    The recent “decolonial” and “global” turn in museums and curatorial practice often ignores the fact that art history provides the disciplinary foundation for the museum as a colonial institution. What would it mean to curate against Euro-American narratives of art history? How do you curate artists and exhibition histories that aren’t found in institutional archives? How does curatorial practice offer alternate art historical evidence? This course thinks through such questions by engaging with theories and activist practices of decolonization, postcolonial theory, Black studies and Asian studies to move towards other epistemologies and methods of curatorial practice. It will foreground minoritized artists and transnational exhibition histories across Western Europe and North America, and the global South, while considering alternate epistemologies, aesthetics and collections beyond the hold of both art history and the museum. We will study texts, artists, artifacts, art objects, embodied practices, museum collections, exhibition histories, and modes of display and their relationship to questions of history, temporality, translation, untranslatability, spectatorship, provenance, stewardship and the life of objects.

    2 credits.

  • HTA 99

    Independent Study (History and Theory of Art)

    Independent Studies are voluntary agreements between individual full-time or part-time faculty members and individual students, in which students complete a course of study and assignment. Only juniors and seniors in good academic standing (defined as having earned a minimum of 3.0 GPA overall) are eligible for Independent Study. Faculty conduct Independent Studies with students who have already completed a class or other educational/research activity under their supervision. The course of study and assignment for 1 or 2 credit Independent Study typically consist of a reading list and workload comparable to that required for a 1 or 2 credit course. Independent Studies are intensive activities. Faculty members regard them as a significant commitment. Students can only participate in one Independent Study per semester.

    If an HSS full-time or part-time faculty member is willing to supervise an Independent Study, the student should work with the faculty member to complete this form and submit the signed application to the HSS’s Dean’s Office no later than the end of the first week of semester for approval. LATE APPLICATIONS WILL NOT BE ACCEPTED. The work cannot begin unless the Independent Study is approved by the Dean’s Office.

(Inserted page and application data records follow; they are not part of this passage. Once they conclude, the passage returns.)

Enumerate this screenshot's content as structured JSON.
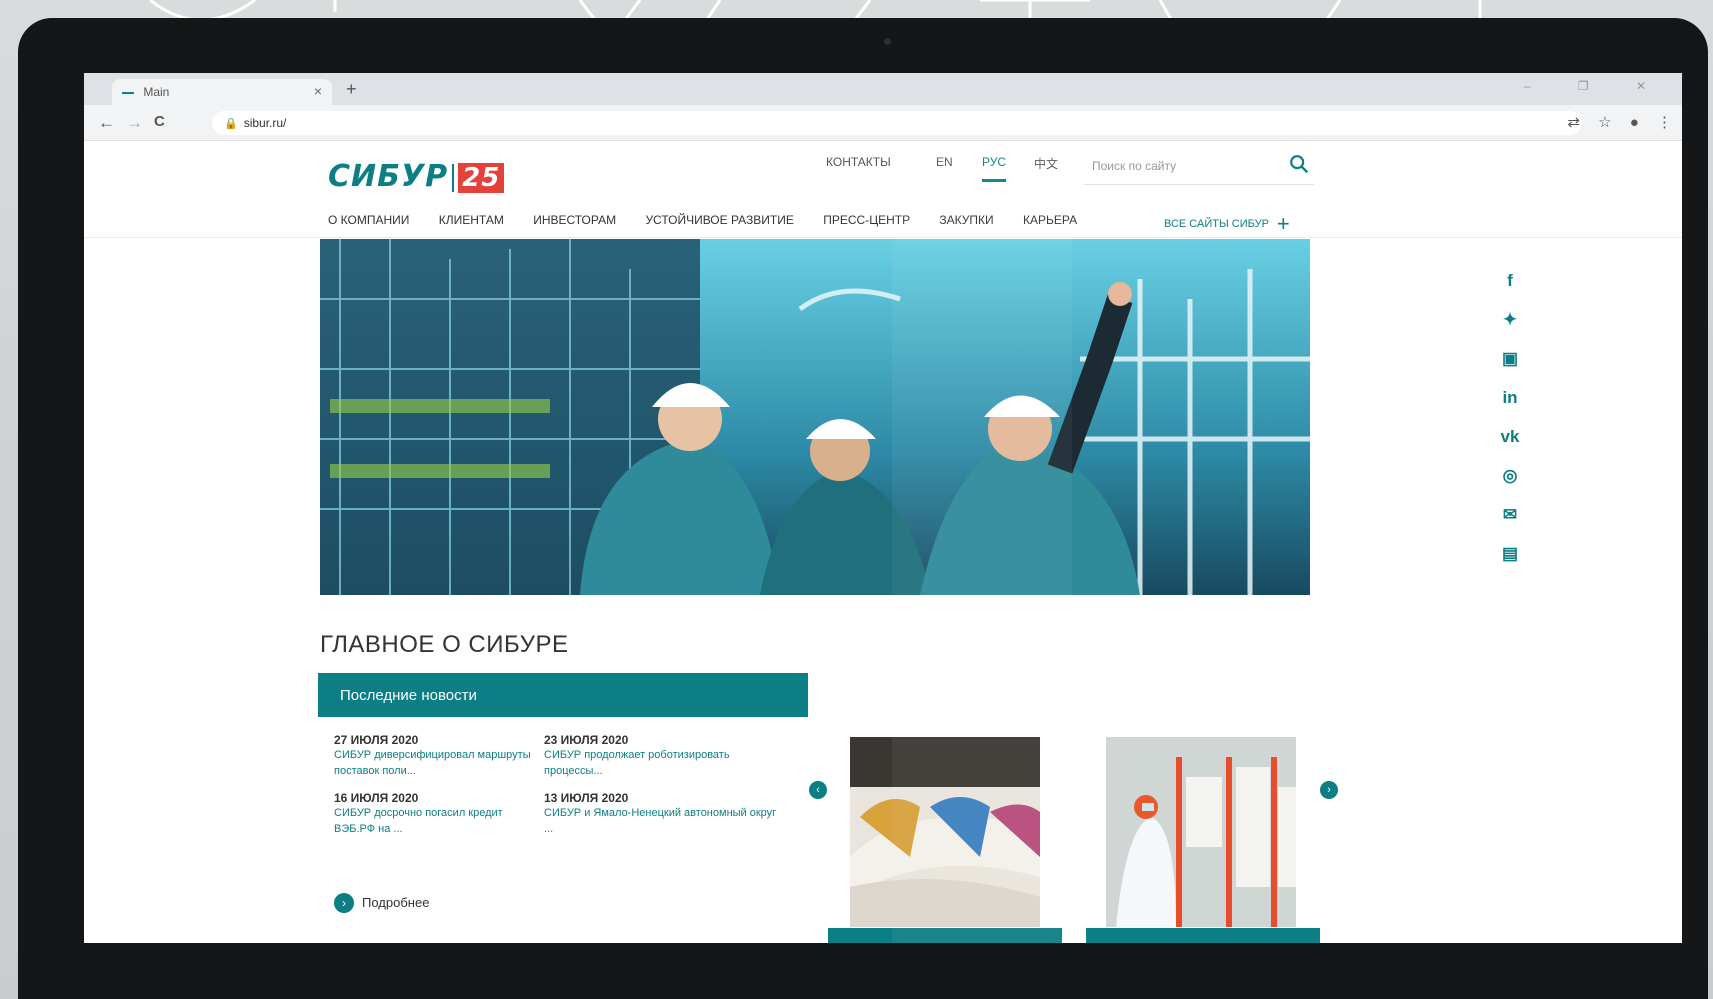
{
  "browser": {
    "tab_title": "Main",
    "tab_close": "×",
    "new_tab": "+",
    "url": "sibur.ru/",
    "nav": {
      "back": "←",
      "forward": "→",
      "reload": "C"
    },
    "window_controls": "– ❐ ✕",
    "icons": [
      "translate-icon",
      "star-icon",
      "profile-icon",
      "menu-icon"
    ]
  },
  "site": {
    "logo_text": "СИБУР",
    "logo_number": "25",
    "top_links": {
      "contacts": "КОНТАКТЫ",
      "en": "EN",
      "ru": "РУС",
      "zh": "中文"
    },
    "search_placeholder": "Поиск по сайту",
    "menu": [
      "О КОМПАНИИ",
      "КЛИЕНТАМ",
      "ИНВЕСТОРАМ",
      "УСТОЙЧИВОЕ РАЗВИТИЕ",
      "ПРЕСС-ЦЕНТР",
      "ЗАКУПКИ",
      "КАРЬЕРА"
    ],
    "all_sites": "ВСЕ САЙТЫ СИБУР",
    "socials": [
      "f",
      "t",
      "yt",
      "in",
      "vk",
      "ig",
      "mail",
      "print"
    ],
    "section_title": "ГЛАВНОЕ О СИБУРЕ",
    "news": {
      "header": "Последние новости",
      "items": [
        {
          "date": "27 ИЮЛЯ 2020",
          "text": "СИБУР диверсифицировал маршруты поставок поли..."
        },
        {
          "date": "23 ИЮЛЯ 2020",
          "text": "СИБУР продолжает роботизировать процессы..."
        },
        {
          "date": "16 ИЮЛЯ 2020",
          "text": "СИБУР досрочно погасил кредит ВЭБ.РФ на ..."
        },
        {
          "date": "13 ИЮЛЯ 2020",
          "text": "СИБУР и Ямало-Ненецкий автономный округ ..."
        }
      ],
      "more": "Подробнее"
    }
  },
  "colors": {
    "brand": "#0b7f84",
    "accent": "#e5403a"
  }
}
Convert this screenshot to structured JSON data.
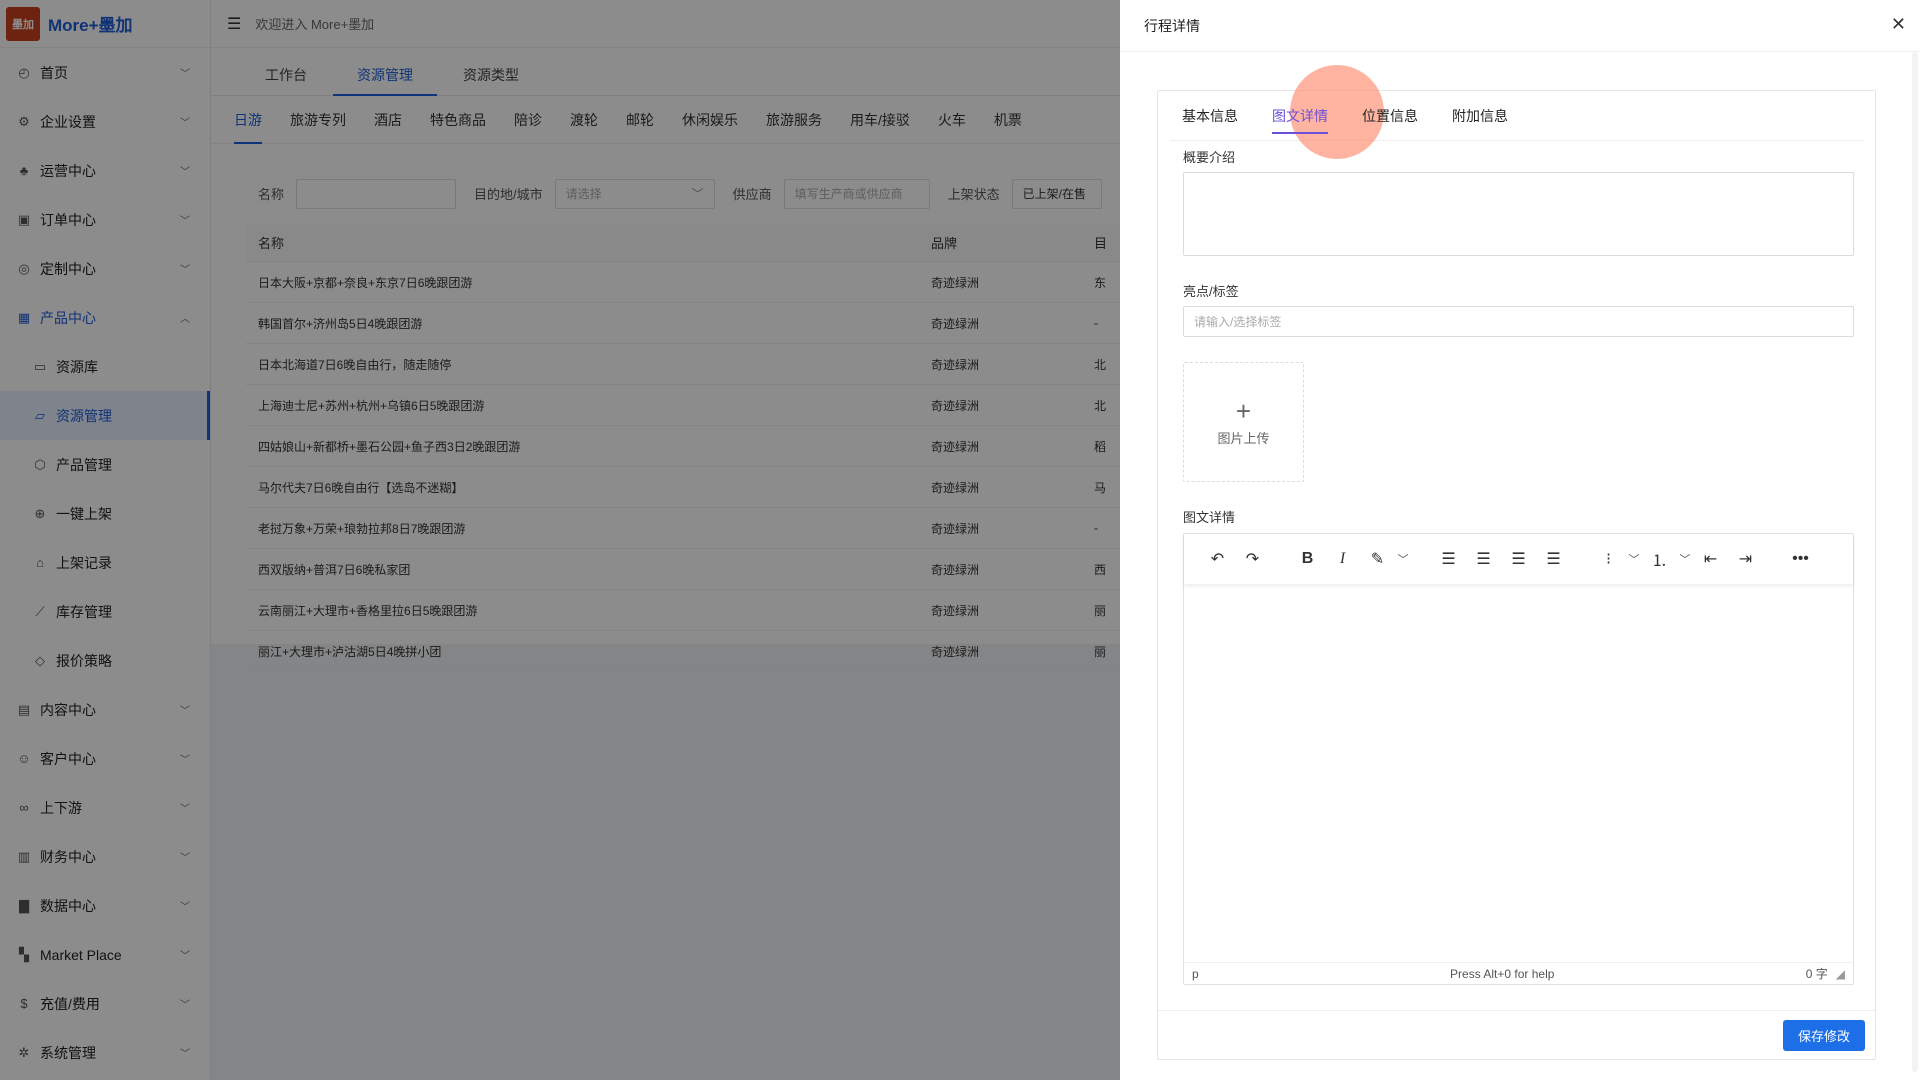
{
  "brand": {
    "logo_text": "墨加",
    "name": "More+墨加"
  },
  "sidebar": {
    "items": [
      {
        "label": "首页",
        "icon": "dashboard-icon"
      },
      {
        "label": "企业设置",
        "icon": "gear-icon"
      },
      {
        "label": "运营中心",
        "icon": "android-icon"
      },
      {
        "label": "订单中心",
        "icon": "order-icon"
      },
      {
        "label": "定制中心",
        "icon": "compass-icon"
      },
      {
        "label": "产品中心",
        "icon": "grid-icon"
      },
      {
        "label": "资源库",
        "icon": "folder-icon"
      },
      {
        "label": "资源管理",
        "icon": "folder-open-icon"
      },
      {
        "label": "产品管理",
        "icon": "cube-icon"
      },
      {
        "label": "一键上架",
        "icon": "target-icon"
      },
      {
        "label": "上架记录",
        "icon": "bag-icon"
      },
      {
        "label": "库存管理",
        "icon": "chart-line-icon"
      },
      {
        "label": "报价策略",
        "icon": "tag-icon"
      },
      {
        "label": "内容中心",
        "icon": "document-icon"
      },
      {
        "label": "客户中心",
        "icon": "wechat-icon"
      },
      {
        "label": "上下游",
        "icon": "link-icon"
      },
      {
        "label": "财务中心",
        "icon": "ledger-icon"
      },
      {
        "label": "数据中心",
        "icon": "bar-chart-icon"
      },
      {
        "label": "Market Place",
        "icon": "apps-icon"
      },
      {
        "label": "充值/费用",
        "icon": "coin-icon"
      },
      {
        "label": "系统管理",
        "icon": "settings-icon"
      }
    ]
  },
  "topbar": {
    "welcome": "欢迎进入 More+墨加"
  },
  "tabs1": [
    "工作台",
    "资源管理",
    "资源类型"
  ],
  "tabs2": [
    "日游",
    "旅游专列",
    "酒店",
    "特色商品",
    "陪诊",
    "渡轮",
    "邮轮",
    "休闲娱乐",
    "旅游服务",
    "用车/接驳",
    "火车",
    "机票"
  ],
  "filters": {
    "name_label": "名称",
    "dest_label": "目的地/城市",
    "dest_placeholder": "请选择",
    "supplier_label": "供应商",
    "supplier_placeholder": "填写生产商或供应商",
    "status_label": "上架状态",
    "status_value": "已上架/在售"
  },
  "table": {
    "headers": [
      "名称",
      "品牌",
      "目"
    ],
    "rows": [
      [
        "日本大阪+京都+奈良+东京7日6晚跟团游",
        "奇迹绿洲",
        "东"
      ],
      [
        "韩国首尔+济州岛5日4晚跟团游",
        "奇迹绿洲",
        "-"
      ],
      [
        "日本北海道7日6晚自由行，随走随停",
        "奇迹绿洲",
        "北"
      ],
      [
        "上海迪士尼+苏州+杭州+乌镇6日5晚跟团游",
        "奇迹绿洲",
        "北"
      ],
      [
        "四姑娘山+新都桥+墨石公园+鱼子西3日2晚跟团游",
        "奇迹绿洲",
        "稻"
      ],
      [
        "马尔代夫7日6晚自由行【选岛不迷糊】",
        "奇迹绿洲",
        "马"
      ],
      [
        "老挝万象+万荣+琅勃拉邦8日7晚跟团游",
        "奇迹绿洲",
        "-"
      ],
      [
        "西双版纳+普洱7日6晚私家团",
        "奇迹绿洲",
        "西"
      ],
      [
        "云南丽江+大理市+香格里拉6日5晚跟团游",
        "奇迹绿洲",
        "丽"
      ],
      [
        "丽江+大理市+泸沽湖5日4晚拼小团",
        "奇迹绿洲",
        "丽"
      ]
    ]
  },
  "drawer": {
    "title": "行程详情",
    "close": "✕",
    "tabs": [
      "基本信息",
      "图文详情",
      "位置信息",
      "附加信息"
    ],
    "summary_label": "概要介绍",
    "tags_label": "亮点/标签",
    "tags_placeholder": "请输入/选择标签",
    "upload_plus": "+",
    "upload_text": "图片上传",
    "detail_label": "图文详情",
    "status_left": "p",
    "status_help": "Press Alt+0 for help",
    "status_count": "0 字",
    "save_label": "保存修改"
  }
}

The major consideration in approving proposals for independent study is the educational value of the study project within the structure of degree requirements.

    To learn more, please visit HSS Independent Study Policy.

  • Founded by inventor, industrialist and philanthropist Peter Cooper in 1859, The Cooper Union for the Advancement of Science and Art offers education in art, architecture and engineering, as well as courses in the humanities and social sciences.

  • “My feelings, my desires, my hopes, embrace humanity throughout the world,” Peter Cooper proclaimed in a speech in 1853. He looked forward to a time when, “knowledge shall cover the earth as waters cover the great deep.”

  • From its beginnings, Cooper Union was a unique institution, dedicated to founder Peter Cooper's proposition that education is the key not only to personal prosperity but to civic virtue and harmony.

  • Peter Cooper wanted his graduates to acquire the technical mastery and entrepreneurial skills, enrich their intellects and spark their creativity, and develop a sense of social justice that would translate into action.